It's around the size of a dictaphone or mobile phone. The small but weighty unit is solid and well built. A cunning swivel mechanism reveals not only the screen, but the lens mount as well (see product images) and when not in use will sit comfortably in a jean pocket or inside jacket. On the back (the thinnest of the four sides) rests an array of straightforward controls. Panasonic's Jog Ball requires the dexterity of a field mouse and people with adult-sized digits may have trouble switching quickly between menus and options.


The unit ships with an 8Mb SD Card although there's no limit on the size of the recording file. This lets you to expand all the way up to 512Mb. Sadly the custom built Lithium Ion battery only lasts an hour which just isn't good enough for the road warriors at which the camera is aimed.

While the design is very James Bond, we found that we often managed to get our hands in the way of the lens, which quickly proved frustrating. To combat this we held the camera lower on the casing, but then we couldn't reach the zoom keys. As the zoom is only digital (2.5x) and not optical, you may not be fussed with this option and therefore unlike us avoid the odd finger in the shot.

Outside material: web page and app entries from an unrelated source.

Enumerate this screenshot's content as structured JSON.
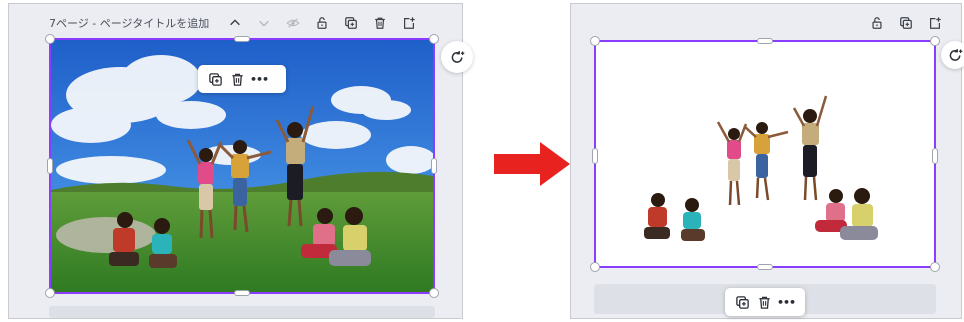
{
  "left_page": {
    "header_title": "7ページ - ページタイトルを追加",
    "icons": [
      "chevron-up-icon",
      "chevron-down-icon",
      "hide-icon",
      "lock-icon",
      "duplicate-icon",
      "trash-icon",
      "add-page-icon"
    ]
  },
  "right_page": {
    "icons": [
      "lock-icon",
      "duplicate-icon",
      "add-page-icon"
    ]
  },
  "element_toolbar": {
    "icons": [
      "duplicate-icon",
      "trash-icon",
      "more-icon"
    ],
    "more_label": "•••"
  },
  "colors": {
    "selection_border": "#8b3dff",
    "arrow": "#e8231f",
    "panel_background": "#ebedf2"
  }
}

Overall the video camera works well but only under strong light conditions. In an attempt to boost performance in poor lighting conditions the video camera drops the shutter speed. While this would be the logical thing to do, the frame rate correspondingly drops making the picture darker and jumpier. There's a mode which compensates for this but it merely brightens the image rather than solving the shutter speed problem. The other major problem that users might not realise is the picture quality. While the player boasts a 2mega pixel image quality this is in fact for the digital still capture functionality of the camera. The true video recording function uses the MPEG4 format and is therefore restricted to a maximum resolution of 320x240 pixels. Play this back on a large widescreen television screen and you'll notice that this player's video quality wasn't a top priority compared to a DV camera.

To recap

The battery life would only really affect video, for the still digicam it would be long enough, however check for an updated model for possible battery improvement

Writing by Stuart Miles.